*** Opening Material for this exercise ***

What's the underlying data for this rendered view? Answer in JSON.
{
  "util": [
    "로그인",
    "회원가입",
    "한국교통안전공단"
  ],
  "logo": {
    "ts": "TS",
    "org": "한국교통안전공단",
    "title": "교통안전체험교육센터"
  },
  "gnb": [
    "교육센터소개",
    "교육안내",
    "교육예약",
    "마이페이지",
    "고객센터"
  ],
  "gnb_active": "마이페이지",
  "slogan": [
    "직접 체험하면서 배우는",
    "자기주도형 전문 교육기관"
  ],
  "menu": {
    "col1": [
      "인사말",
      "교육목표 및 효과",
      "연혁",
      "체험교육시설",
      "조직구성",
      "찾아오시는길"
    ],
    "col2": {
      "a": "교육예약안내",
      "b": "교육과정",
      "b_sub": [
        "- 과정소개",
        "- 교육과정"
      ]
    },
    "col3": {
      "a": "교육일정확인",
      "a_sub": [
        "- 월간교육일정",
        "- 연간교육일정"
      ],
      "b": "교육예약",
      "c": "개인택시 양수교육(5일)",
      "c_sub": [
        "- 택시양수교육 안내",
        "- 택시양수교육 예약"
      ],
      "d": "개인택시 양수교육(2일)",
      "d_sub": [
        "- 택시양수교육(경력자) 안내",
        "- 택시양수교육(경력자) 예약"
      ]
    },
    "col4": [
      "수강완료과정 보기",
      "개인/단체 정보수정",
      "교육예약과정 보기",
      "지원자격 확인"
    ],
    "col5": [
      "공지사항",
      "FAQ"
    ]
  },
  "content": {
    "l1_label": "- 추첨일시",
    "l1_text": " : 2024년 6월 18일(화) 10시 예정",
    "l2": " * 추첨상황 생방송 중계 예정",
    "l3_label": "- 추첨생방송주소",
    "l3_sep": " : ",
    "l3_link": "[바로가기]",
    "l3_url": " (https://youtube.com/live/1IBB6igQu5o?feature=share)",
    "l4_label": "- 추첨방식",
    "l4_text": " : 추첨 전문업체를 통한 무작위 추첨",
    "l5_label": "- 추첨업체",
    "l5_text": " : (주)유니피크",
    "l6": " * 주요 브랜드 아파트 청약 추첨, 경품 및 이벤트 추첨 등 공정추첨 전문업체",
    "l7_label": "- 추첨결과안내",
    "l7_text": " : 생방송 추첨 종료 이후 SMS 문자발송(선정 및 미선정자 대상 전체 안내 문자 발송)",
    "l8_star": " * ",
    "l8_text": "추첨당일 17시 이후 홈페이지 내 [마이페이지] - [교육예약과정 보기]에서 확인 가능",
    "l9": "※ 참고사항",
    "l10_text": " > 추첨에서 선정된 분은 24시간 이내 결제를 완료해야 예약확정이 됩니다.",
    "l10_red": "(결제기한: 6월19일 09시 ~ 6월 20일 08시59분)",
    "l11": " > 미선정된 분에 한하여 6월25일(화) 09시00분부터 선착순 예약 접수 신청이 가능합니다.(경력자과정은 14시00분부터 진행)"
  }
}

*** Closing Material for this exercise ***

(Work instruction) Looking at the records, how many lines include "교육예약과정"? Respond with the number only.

(Solved exercise) 2